_Task instructions_
If a line in the records below holds the string "verified", count it, and state only the final count.

================================

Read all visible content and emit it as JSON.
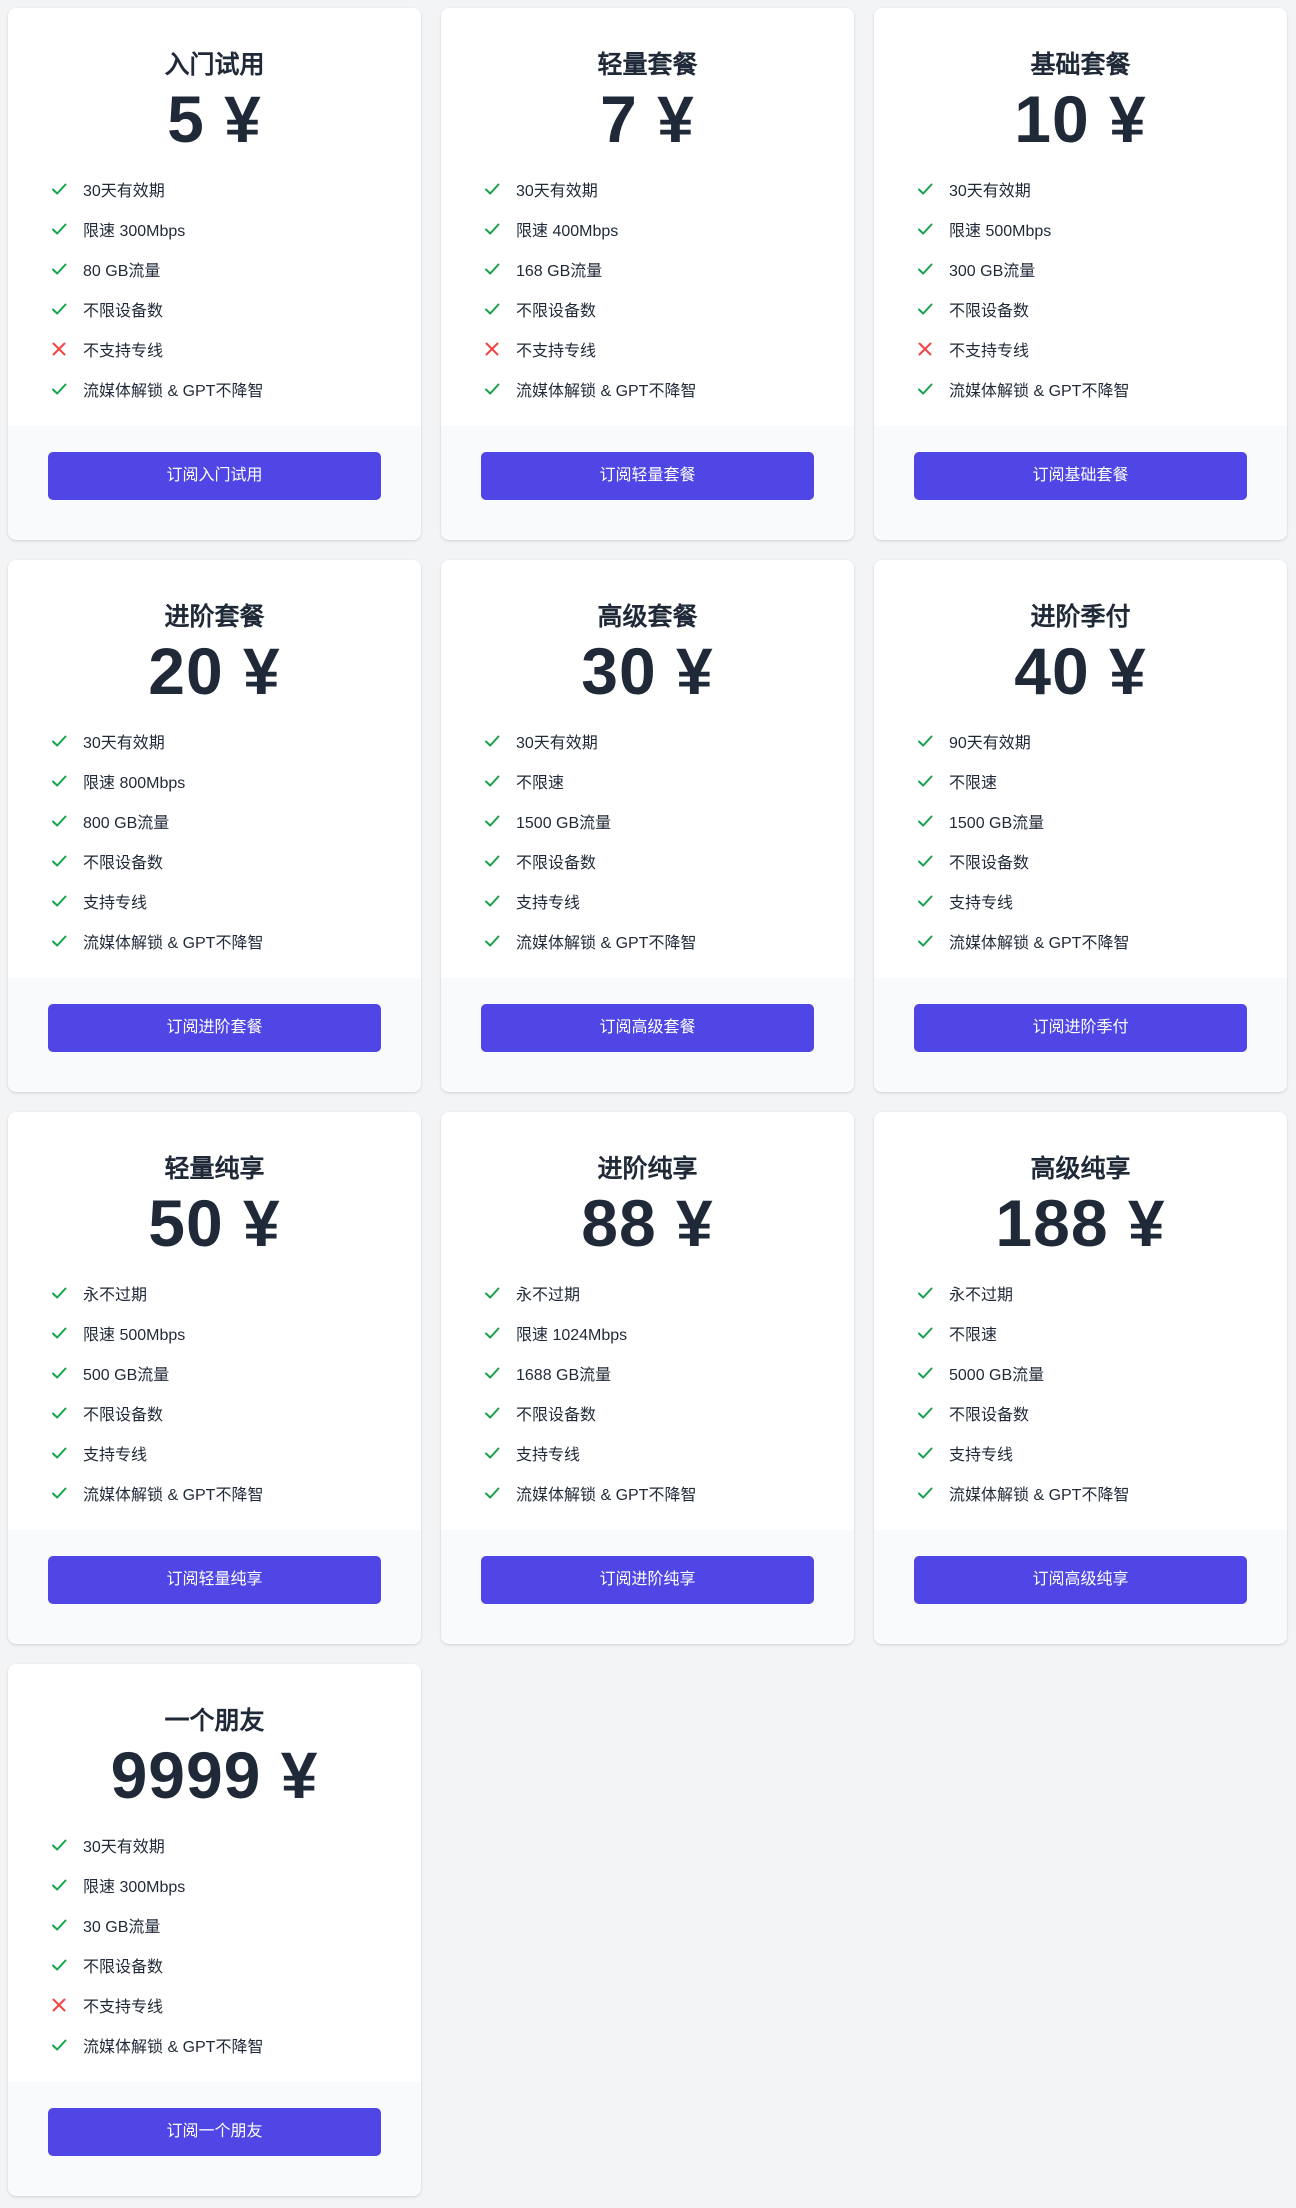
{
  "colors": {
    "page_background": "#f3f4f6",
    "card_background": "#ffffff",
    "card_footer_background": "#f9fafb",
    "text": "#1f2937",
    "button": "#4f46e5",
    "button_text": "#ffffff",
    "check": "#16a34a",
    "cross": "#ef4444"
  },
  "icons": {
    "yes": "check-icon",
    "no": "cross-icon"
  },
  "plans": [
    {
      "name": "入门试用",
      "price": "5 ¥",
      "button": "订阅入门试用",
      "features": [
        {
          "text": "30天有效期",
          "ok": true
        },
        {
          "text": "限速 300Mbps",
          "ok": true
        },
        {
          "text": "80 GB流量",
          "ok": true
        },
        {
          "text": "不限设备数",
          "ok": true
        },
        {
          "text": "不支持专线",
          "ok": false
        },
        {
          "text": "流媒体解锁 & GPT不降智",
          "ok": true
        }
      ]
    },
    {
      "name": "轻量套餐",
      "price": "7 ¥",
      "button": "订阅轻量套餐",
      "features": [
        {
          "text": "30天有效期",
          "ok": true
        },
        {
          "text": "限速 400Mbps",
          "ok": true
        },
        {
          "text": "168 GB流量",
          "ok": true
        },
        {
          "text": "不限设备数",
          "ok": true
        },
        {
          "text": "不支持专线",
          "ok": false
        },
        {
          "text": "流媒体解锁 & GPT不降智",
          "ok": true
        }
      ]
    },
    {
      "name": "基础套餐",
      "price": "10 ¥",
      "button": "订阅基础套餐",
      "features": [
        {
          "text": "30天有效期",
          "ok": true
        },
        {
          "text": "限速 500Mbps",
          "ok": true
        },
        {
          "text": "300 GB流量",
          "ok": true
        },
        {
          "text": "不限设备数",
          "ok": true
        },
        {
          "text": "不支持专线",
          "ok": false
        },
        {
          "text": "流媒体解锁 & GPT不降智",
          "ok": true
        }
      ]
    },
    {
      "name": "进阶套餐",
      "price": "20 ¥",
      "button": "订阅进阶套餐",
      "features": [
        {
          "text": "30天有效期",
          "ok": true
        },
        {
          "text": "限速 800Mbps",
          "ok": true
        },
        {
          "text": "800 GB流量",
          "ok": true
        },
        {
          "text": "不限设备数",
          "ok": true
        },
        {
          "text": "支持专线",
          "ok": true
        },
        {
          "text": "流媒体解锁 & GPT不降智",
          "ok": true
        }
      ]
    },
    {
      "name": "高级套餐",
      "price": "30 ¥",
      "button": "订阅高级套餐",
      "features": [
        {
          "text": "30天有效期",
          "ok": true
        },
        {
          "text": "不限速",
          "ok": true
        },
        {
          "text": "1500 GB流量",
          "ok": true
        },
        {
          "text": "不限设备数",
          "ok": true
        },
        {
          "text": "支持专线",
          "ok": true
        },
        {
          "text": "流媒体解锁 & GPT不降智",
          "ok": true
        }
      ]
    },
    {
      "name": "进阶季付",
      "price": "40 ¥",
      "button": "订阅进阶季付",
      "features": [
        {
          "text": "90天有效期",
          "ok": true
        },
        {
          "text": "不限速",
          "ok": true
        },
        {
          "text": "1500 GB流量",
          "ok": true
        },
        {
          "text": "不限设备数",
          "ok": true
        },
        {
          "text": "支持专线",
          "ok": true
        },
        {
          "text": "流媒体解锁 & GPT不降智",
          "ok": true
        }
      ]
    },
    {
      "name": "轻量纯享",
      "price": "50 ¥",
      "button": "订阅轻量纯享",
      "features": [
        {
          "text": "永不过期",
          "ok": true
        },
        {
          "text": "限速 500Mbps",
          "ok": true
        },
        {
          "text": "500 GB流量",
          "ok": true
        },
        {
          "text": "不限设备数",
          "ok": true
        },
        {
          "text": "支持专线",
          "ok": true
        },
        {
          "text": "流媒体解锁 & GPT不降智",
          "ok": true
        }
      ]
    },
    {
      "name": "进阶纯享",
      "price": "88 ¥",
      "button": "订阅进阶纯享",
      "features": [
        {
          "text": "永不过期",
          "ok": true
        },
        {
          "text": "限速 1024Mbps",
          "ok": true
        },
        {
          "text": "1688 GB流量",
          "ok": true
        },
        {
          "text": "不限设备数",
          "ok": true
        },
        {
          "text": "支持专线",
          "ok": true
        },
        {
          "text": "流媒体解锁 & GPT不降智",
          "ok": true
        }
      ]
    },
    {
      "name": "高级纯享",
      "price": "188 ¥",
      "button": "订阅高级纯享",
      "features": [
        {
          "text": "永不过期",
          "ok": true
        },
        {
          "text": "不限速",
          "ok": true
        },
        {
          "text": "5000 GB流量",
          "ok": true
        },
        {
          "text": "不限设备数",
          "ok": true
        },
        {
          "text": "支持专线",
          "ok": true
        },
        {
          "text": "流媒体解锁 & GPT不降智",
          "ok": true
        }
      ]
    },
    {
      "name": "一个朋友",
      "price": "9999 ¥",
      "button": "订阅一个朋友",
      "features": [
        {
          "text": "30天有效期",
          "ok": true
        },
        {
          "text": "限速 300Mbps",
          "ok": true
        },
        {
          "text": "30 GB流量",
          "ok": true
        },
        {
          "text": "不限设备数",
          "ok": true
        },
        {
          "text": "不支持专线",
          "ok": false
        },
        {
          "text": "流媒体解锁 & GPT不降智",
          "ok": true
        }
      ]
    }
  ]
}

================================

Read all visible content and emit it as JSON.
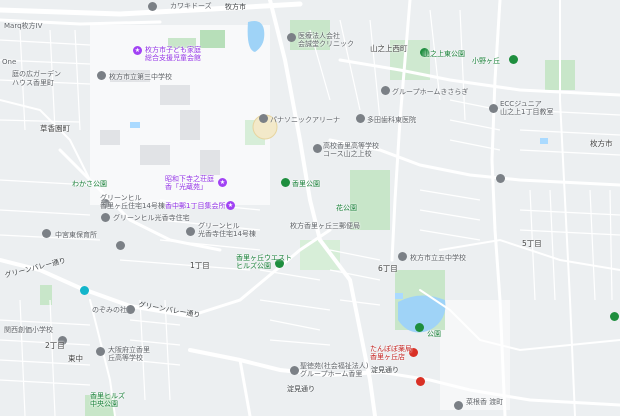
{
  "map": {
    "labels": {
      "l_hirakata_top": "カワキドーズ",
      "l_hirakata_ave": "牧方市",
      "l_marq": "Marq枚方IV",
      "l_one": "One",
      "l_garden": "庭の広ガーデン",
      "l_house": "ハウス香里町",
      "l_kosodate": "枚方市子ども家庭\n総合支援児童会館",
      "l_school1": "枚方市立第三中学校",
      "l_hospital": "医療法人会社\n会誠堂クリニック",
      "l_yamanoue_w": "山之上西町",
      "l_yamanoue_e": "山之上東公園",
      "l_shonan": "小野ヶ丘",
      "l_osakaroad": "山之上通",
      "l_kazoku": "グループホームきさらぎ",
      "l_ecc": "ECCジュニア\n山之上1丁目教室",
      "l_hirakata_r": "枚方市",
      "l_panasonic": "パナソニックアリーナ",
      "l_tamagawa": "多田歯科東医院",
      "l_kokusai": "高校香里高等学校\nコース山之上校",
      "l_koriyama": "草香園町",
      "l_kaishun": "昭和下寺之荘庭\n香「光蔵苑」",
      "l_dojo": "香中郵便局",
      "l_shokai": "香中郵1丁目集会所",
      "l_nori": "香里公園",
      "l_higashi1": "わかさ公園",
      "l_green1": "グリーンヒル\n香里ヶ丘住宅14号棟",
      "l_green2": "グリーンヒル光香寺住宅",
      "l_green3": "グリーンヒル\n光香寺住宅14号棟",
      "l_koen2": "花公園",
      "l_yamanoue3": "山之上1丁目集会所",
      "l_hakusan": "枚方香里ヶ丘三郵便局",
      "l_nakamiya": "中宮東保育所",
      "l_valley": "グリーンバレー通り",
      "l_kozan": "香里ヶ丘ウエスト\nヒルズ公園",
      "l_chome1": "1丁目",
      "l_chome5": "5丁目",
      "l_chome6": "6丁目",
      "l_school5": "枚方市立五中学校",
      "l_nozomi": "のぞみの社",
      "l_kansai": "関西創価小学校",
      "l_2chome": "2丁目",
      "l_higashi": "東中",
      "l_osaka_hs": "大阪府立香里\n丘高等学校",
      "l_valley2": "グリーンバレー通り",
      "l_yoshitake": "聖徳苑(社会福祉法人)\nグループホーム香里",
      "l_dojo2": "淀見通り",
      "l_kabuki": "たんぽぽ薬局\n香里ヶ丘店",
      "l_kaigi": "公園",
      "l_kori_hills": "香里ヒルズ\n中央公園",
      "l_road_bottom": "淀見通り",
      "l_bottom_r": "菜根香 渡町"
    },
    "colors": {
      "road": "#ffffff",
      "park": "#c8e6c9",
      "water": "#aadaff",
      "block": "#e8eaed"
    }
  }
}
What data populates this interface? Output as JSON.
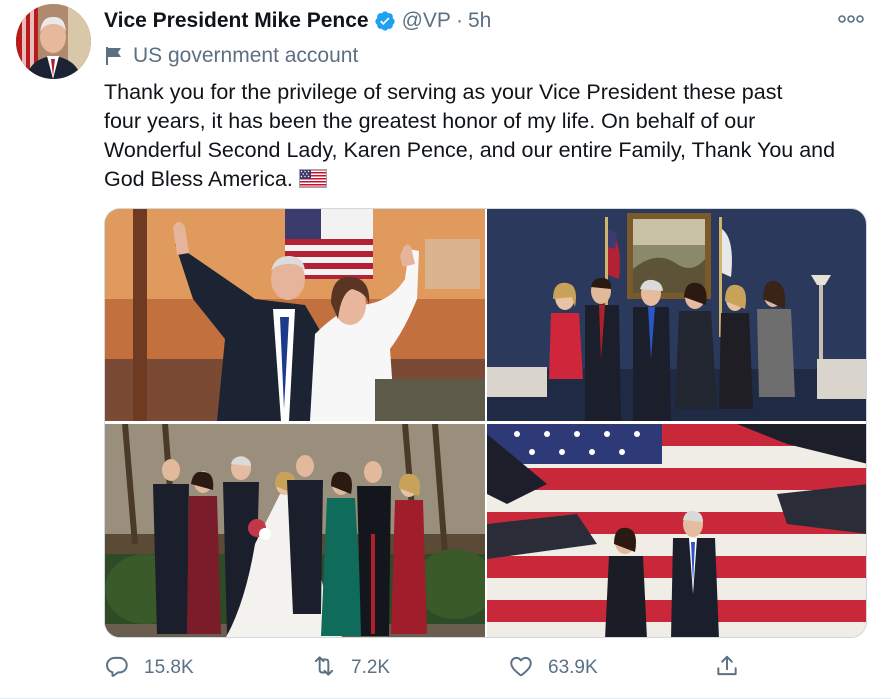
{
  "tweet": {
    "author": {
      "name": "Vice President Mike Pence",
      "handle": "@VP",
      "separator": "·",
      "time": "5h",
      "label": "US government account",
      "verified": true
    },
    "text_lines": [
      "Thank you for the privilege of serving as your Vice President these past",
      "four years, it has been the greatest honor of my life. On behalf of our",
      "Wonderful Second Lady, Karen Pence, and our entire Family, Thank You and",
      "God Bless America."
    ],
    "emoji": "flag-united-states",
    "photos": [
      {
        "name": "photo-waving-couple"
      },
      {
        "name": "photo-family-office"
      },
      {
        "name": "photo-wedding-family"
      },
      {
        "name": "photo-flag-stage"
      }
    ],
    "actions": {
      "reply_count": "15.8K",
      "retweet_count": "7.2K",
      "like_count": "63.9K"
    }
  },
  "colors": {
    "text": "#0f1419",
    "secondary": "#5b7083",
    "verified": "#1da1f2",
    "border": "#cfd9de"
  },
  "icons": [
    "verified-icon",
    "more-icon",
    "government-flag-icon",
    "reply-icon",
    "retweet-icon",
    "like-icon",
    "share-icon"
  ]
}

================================

_Result of the exercise_
3